The demo for Live 16 went out earlier this week and it’s an important one for EA. They need the game to gain some traction in the weeks before its release given that competition is coming from all angles. It’s not just NBA 2K16, but the eight other sports-related games that release within the same month, and any other games on the market to be considered. Consumers aren’t going to take a risk with their money when there are so many other, safer options.
The structure is key to potential success here with the demo. There’s a lot to try out and it could appeal to those that don’t feel ties to the 2K franchise. Not only are there the typical one-off NBA games to play (with six teams to choose from) but tutorials and scrimmages in the very slick Terminal 23 court and the new online cooperative modes.
As far as gameplay goes there’s definite improvement to be found. Off-ball movement is better and the new play-calling system is useful. The new shooting system is brilliantly done, offering the kind of in-game feedback that has been sorely needed. It’s easy to understand and eliminates the frustration of wondering why a shot was made vs missed. The game immediately comes across as being fun to play.
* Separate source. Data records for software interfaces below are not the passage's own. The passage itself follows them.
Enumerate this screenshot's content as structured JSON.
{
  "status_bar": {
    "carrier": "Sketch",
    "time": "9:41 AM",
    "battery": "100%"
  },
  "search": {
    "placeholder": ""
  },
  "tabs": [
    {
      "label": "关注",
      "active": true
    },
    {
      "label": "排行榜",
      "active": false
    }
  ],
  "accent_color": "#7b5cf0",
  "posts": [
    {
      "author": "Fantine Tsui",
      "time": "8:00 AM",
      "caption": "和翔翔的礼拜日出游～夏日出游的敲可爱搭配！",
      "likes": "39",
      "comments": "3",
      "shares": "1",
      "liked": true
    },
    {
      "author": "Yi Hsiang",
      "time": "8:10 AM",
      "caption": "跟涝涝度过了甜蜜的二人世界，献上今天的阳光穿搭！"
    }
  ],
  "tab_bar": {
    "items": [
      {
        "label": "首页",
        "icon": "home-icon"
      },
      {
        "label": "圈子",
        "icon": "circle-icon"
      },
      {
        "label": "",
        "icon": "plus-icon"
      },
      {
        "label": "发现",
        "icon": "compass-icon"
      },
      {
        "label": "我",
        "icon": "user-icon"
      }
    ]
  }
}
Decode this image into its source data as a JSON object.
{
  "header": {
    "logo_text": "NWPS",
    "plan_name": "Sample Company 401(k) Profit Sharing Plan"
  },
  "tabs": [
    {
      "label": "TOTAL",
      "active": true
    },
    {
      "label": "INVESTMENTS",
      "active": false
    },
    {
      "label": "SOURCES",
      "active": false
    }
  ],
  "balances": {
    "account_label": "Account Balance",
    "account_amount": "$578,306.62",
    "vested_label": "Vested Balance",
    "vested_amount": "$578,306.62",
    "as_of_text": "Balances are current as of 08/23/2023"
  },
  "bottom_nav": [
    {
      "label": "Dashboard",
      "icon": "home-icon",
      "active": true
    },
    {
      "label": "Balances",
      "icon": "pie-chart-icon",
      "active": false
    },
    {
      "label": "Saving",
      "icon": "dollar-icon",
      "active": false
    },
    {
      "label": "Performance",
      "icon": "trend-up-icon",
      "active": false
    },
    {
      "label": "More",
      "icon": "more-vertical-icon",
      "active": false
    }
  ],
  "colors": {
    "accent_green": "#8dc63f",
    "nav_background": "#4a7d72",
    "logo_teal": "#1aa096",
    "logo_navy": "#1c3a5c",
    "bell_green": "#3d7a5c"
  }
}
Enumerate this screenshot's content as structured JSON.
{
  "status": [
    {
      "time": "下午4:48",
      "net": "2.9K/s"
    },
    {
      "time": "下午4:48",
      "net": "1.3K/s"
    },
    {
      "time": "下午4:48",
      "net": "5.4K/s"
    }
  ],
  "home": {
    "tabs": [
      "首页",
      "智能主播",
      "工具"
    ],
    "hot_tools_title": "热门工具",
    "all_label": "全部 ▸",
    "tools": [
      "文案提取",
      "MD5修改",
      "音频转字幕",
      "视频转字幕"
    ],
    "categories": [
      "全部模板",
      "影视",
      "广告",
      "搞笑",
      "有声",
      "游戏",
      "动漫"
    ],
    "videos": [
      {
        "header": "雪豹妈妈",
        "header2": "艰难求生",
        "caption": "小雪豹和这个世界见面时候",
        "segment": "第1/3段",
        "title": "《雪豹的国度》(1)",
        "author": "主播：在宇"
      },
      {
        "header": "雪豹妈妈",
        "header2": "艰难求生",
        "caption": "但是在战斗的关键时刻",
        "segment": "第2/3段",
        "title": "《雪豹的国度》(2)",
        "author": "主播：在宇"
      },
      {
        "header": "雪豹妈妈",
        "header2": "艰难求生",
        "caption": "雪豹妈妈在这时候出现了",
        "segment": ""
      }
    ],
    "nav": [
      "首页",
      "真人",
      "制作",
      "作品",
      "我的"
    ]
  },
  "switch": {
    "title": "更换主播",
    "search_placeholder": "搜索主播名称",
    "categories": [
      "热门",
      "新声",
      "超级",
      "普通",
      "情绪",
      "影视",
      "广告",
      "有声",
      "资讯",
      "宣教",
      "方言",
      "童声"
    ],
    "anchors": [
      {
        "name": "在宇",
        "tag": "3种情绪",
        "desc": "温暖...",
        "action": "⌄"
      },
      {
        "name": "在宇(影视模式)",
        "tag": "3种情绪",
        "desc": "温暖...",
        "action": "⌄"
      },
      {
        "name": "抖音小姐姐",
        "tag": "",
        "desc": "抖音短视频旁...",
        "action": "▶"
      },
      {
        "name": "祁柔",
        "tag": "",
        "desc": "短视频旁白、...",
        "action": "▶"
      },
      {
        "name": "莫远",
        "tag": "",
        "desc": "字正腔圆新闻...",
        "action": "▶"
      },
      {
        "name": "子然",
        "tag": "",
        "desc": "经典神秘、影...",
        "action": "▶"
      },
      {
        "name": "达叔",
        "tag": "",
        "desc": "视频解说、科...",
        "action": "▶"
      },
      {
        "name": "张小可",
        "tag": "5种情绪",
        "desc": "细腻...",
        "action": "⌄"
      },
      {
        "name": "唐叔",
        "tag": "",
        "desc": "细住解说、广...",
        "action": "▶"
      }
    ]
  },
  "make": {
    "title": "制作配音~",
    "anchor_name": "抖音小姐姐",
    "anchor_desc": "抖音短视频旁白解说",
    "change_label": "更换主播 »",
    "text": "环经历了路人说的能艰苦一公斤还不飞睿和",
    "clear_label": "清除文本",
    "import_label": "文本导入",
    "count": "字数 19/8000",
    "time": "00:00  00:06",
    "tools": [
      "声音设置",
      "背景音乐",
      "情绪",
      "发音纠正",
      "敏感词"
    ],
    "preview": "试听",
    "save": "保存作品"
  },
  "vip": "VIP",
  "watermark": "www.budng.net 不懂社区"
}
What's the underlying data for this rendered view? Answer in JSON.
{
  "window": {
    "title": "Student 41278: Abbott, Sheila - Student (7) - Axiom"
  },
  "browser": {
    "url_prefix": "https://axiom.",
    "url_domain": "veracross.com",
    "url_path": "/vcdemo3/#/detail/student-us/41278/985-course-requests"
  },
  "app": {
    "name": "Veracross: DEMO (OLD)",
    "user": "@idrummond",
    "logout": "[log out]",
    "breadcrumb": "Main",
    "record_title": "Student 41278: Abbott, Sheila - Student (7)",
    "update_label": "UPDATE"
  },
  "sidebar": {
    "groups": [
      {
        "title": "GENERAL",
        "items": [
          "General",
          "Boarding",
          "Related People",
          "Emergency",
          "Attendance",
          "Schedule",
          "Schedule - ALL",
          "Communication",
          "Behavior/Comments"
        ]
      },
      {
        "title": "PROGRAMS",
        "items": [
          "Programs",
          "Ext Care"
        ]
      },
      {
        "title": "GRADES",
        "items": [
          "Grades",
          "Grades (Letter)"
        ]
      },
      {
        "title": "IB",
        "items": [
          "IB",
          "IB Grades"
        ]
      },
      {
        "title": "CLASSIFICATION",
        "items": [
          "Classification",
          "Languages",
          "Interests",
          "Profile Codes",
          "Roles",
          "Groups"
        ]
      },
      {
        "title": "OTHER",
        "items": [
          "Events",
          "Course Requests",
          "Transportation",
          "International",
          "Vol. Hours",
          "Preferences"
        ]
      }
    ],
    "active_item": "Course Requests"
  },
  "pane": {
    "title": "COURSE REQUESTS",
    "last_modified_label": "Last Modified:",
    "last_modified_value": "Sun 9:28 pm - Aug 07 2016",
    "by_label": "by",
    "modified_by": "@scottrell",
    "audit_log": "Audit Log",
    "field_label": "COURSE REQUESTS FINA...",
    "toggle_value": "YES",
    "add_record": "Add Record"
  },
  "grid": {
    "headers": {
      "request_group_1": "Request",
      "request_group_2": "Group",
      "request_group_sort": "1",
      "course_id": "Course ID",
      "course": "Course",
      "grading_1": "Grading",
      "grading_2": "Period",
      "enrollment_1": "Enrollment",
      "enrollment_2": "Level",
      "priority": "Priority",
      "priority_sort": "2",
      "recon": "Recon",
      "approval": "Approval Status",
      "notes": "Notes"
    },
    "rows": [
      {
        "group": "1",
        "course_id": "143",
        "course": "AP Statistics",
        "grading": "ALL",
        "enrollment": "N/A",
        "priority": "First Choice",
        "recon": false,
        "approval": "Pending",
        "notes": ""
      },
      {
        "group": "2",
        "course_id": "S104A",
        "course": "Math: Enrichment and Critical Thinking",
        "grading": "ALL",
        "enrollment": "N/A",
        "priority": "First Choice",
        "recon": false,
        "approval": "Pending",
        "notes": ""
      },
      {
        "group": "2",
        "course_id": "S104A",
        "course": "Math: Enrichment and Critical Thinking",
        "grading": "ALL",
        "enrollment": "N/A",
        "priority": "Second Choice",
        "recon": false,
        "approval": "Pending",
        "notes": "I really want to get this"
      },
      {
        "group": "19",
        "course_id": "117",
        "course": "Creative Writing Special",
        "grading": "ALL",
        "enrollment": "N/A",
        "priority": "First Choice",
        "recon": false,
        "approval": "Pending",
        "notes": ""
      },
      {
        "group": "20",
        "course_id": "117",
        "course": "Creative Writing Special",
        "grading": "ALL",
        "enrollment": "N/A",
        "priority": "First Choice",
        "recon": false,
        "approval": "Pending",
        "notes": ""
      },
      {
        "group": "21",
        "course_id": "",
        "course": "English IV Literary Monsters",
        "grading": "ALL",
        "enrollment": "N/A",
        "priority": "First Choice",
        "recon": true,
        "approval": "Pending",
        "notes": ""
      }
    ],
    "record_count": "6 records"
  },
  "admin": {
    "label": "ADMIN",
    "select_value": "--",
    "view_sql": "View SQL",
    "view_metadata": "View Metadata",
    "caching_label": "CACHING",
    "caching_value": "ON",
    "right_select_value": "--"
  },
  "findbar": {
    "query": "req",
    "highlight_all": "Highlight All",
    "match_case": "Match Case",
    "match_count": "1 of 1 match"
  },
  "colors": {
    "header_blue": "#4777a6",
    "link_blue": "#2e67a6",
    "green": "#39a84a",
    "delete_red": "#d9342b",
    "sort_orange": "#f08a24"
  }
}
Aubrey Sitterson, former community manager at THQ and 2K Sports for the WWE franchise, had a bit of a meltdown on Twitter today in discussing the usefulness of forums – something he says he argued to be shut down during his time with those publishers. That later would move on to how consumer feedback is approached and stating that companies put out the products that they do, in the state they do, because they believe people will buy it regardless – and that consumers are not entitled to anything more than that.
Having been involved on some QA teams many years ago, yes tons of bugs are found and then prioritized. Hundreds of them are never fixed, either because they can’t be replicated, there isn’t time, or diving into them could cause greater issues to emerge.
That being said, not everything can be found in the QA environment. When a game goes out to market, tens or hundreds of thousands, or millions, suddenly become testers in their own right. People will find new problems and help hone in on the important ones that need to be fixed.
EA Sports, SCEA, 2K Sports (who certainly would not want to be associated with these opinions being shared publicly) and many publishers pride themselves on being involved in the community through different avenues, and taking that feedback in order to improve their product. It’s just one of many resources at their disposal.
Consumers want to feel like they’re being heard, that they have a role in helping to improve upon or shape the product now and in the future. Ignoring that has led to dismal results for companies in the past and that’s why it’s all looked at so closely now.
Now deep in the heart of the sports gaming season brings another opportunity to win one of this year’s premier games! A copy of NBA 2K16 on the platform of choice will go to the winner.
For a second opportunity at winning a copy of NBA 2K16 make sure to enter the giveaway currently running through Hit The Pass as well.
There are several ways to qualify and each one counts for entries so the more you complete the more chances to win. The giveaway is open now and will run through September 22nd when the winner will be randomly selected and contacted for delivery details. Good luck!
*If you don’t see the giveaway applet try refreshing the page. Occasionally it doesn’t load completely. You can log in either with Facebook or your email address. Names drawn as a winner have their entries verified (to confirm completion of the task) before being contacted. The winner is displayed in the giveaway app and immediately emailed for delivery info.